Work task - Lines with the word "sync" are the ones wanted. Copy each of them from the entries below.

Provided data -

*** Block opens ***

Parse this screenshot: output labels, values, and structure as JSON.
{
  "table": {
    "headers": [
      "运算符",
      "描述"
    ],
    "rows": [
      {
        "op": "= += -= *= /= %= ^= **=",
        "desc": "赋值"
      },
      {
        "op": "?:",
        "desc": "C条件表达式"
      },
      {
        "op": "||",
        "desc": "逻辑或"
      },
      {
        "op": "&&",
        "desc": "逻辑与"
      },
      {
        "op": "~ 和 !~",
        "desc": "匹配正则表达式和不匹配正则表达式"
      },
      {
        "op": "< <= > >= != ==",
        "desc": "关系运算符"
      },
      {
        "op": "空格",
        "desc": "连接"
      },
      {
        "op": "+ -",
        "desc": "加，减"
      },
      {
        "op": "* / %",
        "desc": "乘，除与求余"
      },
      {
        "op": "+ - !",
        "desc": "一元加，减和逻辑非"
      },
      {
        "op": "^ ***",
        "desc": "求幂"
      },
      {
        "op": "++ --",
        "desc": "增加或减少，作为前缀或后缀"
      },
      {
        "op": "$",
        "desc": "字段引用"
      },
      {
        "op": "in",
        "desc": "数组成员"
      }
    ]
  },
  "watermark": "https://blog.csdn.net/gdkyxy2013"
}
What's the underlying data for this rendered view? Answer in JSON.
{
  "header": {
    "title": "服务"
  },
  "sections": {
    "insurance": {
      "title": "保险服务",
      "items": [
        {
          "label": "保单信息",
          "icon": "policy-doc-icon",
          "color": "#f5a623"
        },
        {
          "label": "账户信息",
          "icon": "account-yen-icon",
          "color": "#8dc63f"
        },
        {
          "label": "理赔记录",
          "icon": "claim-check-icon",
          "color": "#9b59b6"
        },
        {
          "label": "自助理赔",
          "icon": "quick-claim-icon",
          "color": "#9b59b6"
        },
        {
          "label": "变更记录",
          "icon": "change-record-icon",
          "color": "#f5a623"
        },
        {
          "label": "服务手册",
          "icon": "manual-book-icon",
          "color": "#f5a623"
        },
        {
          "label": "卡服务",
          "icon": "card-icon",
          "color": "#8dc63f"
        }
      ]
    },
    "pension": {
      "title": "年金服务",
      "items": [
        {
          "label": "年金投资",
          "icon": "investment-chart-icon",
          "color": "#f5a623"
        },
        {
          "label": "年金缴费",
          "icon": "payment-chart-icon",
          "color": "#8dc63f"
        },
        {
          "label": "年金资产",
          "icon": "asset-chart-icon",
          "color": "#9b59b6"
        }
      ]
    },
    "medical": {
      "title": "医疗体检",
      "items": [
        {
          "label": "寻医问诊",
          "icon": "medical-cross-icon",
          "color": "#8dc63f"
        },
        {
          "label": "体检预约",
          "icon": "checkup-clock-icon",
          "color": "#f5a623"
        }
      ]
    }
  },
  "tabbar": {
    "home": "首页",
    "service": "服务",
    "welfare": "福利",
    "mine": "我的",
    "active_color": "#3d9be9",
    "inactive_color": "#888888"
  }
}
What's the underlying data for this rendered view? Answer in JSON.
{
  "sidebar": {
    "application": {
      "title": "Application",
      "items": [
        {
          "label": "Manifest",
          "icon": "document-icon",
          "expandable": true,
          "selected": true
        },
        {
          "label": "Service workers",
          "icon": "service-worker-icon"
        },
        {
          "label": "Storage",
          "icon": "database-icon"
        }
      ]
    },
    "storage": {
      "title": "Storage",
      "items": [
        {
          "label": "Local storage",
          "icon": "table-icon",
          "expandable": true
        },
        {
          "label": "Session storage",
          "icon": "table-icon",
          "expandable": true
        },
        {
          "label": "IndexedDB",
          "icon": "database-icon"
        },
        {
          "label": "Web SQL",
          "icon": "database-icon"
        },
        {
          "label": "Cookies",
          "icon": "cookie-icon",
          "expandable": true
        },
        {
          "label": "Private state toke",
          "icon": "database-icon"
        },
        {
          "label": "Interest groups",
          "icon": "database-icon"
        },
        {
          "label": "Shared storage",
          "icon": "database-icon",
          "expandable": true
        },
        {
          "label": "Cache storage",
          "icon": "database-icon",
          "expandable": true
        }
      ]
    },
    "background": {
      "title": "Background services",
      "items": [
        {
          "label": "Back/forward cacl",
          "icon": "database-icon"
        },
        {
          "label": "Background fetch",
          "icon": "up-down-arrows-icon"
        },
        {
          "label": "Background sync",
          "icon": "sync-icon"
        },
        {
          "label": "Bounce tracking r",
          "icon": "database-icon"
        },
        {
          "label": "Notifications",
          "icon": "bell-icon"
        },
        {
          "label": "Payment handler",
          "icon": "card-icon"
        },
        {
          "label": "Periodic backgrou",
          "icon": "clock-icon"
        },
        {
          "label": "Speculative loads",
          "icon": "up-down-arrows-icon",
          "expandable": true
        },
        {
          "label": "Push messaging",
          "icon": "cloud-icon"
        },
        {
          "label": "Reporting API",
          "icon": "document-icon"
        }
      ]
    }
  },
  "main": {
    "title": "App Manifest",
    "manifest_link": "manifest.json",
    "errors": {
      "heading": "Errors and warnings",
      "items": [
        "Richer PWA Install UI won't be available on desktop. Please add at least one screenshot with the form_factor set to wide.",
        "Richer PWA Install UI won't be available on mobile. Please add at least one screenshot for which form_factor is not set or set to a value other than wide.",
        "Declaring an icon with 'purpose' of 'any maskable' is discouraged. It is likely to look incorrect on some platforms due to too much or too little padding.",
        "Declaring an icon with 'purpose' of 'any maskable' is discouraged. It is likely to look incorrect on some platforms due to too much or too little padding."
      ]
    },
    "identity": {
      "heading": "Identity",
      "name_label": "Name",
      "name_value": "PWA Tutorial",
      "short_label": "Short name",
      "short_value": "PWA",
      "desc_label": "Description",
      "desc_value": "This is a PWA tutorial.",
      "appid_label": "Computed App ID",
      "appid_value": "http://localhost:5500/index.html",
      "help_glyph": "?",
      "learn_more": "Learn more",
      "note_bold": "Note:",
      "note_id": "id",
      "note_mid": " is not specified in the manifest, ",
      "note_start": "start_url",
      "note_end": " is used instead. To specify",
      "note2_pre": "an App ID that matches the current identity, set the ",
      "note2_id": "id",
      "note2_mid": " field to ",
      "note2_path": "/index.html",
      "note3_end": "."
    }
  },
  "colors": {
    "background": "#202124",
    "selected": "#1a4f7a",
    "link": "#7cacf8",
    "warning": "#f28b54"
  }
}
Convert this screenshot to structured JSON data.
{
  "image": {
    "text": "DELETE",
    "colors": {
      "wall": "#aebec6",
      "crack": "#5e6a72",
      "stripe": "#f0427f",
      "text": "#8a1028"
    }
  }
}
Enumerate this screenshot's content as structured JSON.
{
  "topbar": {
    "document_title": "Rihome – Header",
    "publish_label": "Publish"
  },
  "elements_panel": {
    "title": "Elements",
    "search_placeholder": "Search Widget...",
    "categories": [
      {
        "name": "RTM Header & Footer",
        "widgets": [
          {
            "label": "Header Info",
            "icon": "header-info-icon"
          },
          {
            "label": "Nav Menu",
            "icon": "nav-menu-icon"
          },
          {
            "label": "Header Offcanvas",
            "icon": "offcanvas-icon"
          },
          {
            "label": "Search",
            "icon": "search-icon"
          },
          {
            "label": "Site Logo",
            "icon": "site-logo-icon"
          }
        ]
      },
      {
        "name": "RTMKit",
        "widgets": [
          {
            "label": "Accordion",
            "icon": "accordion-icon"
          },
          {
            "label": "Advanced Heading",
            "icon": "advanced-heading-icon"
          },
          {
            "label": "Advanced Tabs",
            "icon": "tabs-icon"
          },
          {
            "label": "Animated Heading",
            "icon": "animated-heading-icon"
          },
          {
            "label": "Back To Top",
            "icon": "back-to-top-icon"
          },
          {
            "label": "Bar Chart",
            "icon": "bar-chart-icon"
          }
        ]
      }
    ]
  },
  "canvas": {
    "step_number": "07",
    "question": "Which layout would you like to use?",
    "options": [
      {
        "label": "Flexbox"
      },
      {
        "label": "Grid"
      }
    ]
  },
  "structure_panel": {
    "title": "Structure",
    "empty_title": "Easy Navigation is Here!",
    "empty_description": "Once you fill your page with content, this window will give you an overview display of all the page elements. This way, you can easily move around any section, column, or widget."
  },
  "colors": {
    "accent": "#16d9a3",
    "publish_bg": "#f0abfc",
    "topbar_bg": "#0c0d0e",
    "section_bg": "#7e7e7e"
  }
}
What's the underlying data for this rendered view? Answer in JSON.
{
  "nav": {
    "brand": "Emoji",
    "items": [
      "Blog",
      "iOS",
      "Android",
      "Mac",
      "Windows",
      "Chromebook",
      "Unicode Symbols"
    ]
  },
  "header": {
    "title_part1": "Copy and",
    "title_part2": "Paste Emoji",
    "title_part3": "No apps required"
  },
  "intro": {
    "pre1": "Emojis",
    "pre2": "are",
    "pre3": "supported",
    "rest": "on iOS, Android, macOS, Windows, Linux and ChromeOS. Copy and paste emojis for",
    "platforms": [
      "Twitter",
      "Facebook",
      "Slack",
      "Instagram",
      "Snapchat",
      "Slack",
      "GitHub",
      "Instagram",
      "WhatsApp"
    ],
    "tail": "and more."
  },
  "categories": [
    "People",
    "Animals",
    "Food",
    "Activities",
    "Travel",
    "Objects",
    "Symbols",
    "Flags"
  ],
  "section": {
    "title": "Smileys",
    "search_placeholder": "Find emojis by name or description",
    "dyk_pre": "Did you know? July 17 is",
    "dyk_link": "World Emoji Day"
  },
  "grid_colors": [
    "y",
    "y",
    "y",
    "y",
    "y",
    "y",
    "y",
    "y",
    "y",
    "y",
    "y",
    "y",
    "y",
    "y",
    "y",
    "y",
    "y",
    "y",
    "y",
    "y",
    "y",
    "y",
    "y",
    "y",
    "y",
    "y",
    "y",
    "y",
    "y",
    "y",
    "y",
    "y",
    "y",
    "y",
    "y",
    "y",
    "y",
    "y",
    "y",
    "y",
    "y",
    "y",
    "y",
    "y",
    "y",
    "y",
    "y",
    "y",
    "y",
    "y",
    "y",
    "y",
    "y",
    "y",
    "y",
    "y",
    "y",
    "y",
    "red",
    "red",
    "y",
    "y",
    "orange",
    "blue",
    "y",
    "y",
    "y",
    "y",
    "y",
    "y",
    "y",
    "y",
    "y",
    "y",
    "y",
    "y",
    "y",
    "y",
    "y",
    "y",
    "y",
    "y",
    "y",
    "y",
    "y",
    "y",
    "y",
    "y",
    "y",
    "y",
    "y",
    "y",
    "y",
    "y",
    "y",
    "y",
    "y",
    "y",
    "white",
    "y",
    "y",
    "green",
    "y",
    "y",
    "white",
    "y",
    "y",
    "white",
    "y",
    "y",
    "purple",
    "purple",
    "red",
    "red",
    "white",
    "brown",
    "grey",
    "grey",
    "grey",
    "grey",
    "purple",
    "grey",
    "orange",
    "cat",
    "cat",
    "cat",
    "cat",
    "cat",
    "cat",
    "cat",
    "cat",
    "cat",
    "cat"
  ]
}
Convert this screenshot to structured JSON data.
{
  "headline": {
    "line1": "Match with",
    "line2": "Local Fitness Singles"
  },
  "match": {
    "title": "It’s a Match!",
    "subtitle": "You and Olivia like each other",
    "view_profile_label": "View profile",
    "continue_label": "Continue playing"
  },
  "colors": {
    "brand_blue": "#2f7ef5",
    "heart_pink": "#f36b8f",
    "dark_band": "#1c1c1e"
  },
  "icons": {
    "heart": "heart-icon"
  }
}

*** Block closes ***

Result of this exercise -
          "label": "Background sync",
          "icon": "sync-icon"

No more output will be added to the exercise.